Ad hoc fallacies are explanations dressed up in lieu of argument or of valid explanation. The term is derived from the the Latin for "special purpose".
Both explanations and arguments serve important purposes, so it is vital to recognize fallacies of logic, misinformation and ad hoc rationalizations when determining the validity of an argument or explanation. Ad hoc pseudoexplanations may resemble valid explanations, but they lack the coherent logical or empirical support that validates legitimate explanations.
The difficulty with ad hoc pseudoexplanations arises in their misapplication for the sole purpose of supporting a favored hypothesis, particularly a hypotheses that lacks logical or empirical support.

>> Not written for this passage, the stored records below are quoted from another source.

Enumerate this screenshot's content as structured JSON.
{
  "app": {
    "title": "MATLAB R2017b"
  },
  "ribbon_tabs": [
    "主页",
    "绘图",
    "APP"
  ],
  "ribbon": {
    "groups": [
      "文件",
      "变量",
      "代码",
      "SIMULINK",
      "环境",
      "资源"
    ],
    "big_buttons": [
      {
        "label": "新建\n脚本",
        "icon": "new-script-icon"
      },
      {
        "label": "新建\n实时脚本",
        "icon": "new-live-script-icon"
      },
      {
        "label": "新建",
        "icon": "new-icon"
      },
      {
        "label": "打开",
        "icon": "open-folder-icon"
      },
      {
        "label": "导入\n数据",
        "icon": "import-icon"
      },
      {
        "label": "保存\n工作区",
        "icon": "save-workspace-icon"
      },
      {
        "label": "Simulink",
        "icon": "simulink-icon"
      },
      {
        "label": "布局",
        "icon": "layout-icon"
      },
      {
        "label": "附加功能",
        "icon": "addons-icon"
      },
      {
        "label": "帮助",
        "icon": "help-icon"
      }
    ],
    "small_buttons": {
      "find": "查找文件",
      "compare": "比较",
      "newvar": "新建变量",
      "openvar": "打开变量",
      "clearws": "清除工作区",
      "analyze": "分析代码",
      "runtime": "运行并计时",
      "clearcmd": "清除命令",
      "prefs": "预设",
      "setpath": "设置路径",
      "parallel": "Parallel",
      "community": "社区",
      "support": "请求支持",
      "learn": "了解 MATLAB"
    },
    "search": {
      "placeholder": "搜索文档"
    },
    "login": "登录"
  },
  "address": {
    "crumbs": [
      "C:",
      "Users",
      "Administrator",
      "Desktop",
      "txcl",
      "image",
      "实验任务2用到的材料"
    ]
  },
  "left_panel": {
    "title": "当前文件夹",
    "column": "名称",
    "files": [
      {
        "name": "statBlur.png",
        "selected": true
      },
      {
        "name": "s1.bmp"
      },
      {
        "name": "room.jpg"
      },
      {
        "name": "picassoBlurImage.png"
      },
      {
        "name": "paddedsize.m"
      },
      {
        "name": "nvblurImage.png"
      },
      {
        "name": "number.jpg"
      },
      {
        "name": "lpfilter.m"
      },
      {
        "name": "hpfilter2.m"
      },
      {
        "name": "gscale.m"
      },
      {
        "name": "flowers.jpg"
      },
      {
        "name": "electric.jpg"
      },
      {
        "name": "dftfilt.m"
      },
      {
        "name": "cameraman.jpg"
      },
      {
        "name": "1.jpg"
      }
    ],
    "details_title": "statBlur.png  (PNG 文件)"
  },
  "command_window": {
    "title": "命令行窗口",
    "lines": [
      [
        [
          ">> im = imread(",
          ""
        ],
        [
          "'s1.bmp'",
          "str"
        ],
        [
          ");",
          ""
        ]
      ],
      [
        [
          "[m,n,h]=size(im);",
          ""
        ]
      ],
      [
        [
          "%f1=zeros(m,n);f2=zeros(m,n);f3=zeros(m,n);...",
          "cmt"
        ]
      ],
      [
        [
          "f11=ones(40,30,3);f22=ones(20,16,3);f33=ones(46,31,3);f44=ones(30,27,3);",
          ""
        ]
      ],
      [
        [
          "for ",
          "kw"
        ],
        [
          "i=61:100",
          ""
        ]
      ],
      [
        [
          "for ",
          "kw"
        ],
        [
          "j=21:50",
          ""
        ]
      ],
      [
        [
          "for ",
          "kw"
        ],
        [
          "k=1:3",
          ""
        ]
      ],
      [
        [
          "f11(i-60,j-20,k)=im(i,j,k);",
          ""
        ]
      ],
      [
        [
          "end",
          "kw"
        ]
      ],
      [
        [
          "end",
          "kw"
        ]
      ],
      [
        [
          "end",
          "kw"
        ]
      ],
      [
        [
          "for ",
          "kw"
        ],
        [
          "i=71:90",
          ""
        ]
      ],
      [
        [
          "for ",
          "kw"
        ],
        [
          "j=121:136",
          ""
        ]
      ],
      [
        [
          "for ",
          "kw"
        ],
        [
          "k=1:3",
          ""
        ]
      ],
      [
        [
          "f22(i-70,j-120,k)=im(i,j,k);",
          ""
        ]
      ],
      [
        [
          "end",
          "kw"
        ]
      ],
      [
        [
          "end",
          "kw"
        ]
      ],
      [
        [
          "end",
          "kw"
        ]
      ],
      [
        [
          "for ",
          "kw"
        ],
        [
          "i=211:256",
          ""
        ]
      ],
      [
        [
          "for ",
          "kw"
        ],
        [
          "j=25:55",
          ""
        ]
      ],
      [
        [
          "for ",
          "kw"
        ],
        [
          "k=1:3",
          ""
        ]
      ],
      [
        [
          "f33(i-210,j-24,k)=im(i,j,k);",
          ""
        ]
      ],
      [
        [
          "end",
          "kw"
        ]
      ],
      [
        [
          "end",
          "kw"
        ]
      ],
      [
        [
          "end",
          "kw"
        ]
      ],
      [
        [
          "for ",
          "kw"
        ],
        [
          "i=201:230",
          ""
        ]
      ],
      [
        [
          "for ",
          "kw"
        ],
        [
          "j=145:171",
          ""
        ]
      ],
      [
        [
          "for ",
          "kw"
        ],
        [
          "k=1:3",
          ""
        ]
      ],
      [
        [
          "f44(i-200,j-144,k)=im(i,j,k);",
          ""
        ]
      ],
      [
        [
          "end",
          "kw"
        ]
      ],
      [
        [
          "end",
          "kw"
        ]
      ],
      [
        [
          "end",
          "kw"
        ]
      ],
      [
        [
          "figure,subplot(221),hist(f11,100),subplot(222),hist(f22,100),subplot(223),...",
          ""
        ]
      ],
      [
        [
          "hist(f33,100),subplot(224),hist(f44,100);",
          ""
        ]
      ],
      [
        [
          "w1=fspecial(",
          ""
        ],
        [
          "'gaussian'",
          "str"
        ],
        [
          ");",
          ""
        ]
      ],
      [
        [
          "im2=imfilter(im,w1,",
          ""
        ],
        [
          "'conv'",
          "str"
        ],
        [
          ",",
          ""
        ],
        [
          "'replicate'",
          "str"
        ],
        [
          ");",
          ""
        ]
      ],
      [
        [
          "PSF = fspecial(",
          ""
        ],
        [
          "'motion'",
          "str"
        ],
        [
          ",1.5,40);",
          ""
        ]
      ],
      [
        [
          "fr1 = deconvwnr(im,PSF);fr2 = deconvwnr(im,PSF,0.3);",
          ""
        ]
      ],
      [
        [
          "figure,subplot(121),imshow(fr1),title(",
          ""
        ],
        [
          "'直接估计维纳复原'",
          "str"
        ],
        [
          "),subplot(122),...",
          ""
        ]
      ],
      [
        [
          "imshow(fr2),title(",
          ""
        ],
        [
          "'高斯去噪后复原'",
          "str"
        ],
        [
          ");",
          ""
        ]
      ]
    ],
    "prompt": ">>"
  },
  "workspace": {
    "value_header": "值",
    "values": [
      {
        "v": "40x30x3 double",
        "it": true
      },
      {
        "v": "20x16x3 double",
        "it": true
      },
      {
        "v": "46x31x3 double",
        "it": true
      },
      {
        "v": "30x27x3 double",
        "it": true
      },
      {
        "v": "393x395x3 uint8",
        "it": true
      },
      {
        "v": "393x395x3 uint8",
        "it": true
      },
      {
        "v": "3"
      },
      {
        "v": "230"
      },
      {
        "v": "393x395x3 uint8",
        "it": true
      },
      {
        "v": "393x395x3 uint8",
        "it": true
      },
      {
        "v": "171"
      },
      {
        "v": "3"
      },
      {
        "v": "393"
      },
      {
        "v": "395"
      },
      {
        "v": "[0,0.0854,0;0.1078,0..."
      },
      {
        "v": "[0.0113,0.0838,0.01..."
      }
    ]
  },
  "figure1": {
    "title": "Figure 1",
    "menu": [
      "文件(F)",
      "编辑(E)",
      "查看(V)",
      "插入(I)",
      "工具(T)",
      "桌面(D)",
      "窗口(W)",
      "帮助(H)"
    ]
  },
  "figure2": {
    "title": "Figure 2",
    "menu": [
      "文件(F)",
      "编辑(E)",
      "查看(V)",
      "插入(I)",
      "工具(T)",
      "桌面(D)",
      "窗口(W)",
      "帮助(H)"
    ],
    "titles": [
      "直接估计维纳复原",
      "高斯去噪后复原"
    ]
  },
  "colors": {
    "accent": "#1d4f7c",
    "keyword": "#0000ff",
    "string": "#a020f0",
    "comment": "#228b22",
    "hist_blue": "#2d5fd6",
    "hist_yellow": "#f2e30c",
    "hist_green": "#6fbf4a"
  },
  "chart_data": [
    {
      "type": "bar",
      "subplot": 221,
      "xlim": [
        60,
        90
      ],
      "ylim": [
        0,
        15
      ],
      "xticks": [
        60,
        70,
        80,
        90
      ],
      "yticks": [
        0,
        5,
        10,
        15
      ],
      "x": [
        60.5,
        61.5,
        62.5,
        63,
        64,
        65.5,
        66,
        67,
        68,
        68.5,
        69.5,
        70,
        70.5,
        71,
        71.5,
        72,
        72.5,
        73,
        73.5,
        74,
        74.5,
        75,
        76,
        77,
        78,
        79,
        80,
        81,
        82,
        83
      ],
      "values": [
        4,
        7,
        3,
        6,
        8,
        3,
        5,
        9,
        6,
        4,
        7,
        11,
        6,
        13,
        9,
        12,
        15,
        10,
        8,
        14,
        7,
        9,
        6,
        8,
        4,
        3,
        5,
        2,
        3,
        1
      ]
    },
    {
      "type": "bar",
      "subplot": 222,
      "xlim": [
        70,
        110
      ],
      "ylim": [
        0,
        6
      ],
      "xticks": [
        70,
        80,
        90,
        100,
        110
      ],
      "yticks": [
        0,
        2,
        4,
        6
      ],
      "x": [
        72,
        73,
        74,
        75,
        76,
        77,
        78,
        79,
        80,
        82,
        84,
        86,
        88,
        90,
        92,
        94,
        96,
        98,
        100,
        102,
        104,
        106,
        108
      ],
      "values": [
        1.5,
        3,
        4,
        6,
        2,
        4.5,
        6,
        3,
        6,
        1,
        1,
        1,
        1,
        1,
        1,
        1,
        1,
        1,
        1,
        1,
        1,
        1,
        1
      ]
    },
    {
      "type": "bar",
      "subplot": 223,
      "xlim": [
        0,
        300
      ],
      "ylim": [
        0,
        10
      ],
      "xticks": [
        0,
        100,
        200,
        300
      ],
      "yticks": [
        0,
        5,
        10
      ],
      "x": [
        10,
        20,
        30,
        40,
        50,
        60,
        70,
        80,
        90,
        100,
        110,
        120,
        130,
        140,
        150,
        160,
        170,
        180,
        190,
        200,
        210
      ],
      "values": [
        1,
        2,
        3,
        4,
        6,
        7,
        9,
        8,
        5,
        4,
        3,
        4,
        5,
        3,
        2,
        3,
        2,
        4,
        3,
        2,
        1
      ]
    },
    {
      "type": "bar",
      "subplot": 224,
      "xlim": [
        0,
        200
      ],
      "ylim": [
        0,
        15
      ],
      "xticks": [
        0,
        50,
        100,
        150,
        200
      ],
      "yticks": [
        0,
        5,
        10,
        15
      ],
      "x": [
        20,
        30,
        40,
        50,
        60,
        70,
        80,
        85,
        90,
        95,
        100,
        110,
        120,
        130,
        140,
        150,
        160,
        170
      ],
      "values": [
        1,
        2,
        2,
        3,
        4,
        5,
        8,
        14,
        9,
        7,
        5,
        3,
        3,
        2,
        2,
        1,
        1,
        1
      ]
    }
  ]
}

In this sense, ad hoc rationalizations are acts of desperation. These pseudoexplanations are essentially rabbits pulled from hats when confronted with inconvenient facts that threaten to refute one’s favoured belief or theory.
Ad hoc rationalizations employ arbitrary introduction of new, special-purpose elements into an argument in order to make the argument appear valid. These are probably elements that have convinced the arguer, who likely is emotionally committed to the conclusion to be drawn; sometimes for emotional reasons that are not immediately evident from the line of argument.
Ad hoc rationalizations, as distinct from legitimate explanations, are identifiable by several features: lack coherence, misapplied to single instances, run counter to accepted knowledge, explain nothing, and lack testable consequences.
Christian apologetics, indeed all religious apologetics, faced with utter lack of evidence or with counterevidence necessarily relies upon fallacies of logic and ad hoc pseudoexplanations. Some ad hoc apologist pseudoexplanations are very sophisticated indeed, reflecting the historic waste of great minds.
Probably the most familiar ad hoc rationalization is, "God works in mysterious ways."
Common ad hoc constructions take the forms:
● “Of course you do not see that I am right! As it says in [quote inserted], our [authority*] warns us that [preventer^] ensures that the wicked will refuse to see the Truth!”
● "Of course the [whoevers^^] did not see the [whatever**], [whatevers**] will not manifest to those who do not believe."
● "Of course the [whoevers^^] did not find evidence to support my viewpoint, they were biased by their [prejudice***]."
● "Of course the [whoevers^^] did not [action¨] the [whomever`], they were biased by their [prejudice***]."
^ insert 'Satan' (an all time favourite in such fallacious retorts), 'atheist', 'militant atheist' ("Quick get the gun, I see a Christian!"), 'liberal', 'Dawkins / Dennett / Harris /Hitchens', or, most ridiculous of all, 'science'.
^^ insert 'researcher', 'investigator', 'scientist', 'evolutionist', 'doctor', 'epidemiologist', 'expert', 'psychologist', etc.
* insert 'Bible', 'Scriptures', 'Jesus', 'church', 'priest', 'pastor', etc.** insert 'ghost', 'fairy', 'ESP', 'God', etc.
*** insert 'a priori assumption' (a misuse of 'a priori', incidentally), 'self-interest', 'self-protection', "brotherhood", 'prejudice', 'atheism', 'secularism', 'liberalism', 'environmentalism', 'socialism', 'cultism', 'Dawkinism,' 'Darwinism', 'greed' (always a big favorite with the conceptually challenged), etc.
¨ insert identities ("implied") 'creationist', "IDiot" ('intelligent design' creationist'), 'theist', 'apologist', 'religionist', 'fundamentalist', 'televangelist', 'bigot', 'racist', 'sexist', 'homophobe', etc.
` insert 'believe', 'agree with', 'hire', 'support'
We have all seen and heard variants of these fallacious pseudoarguments ad nauseam!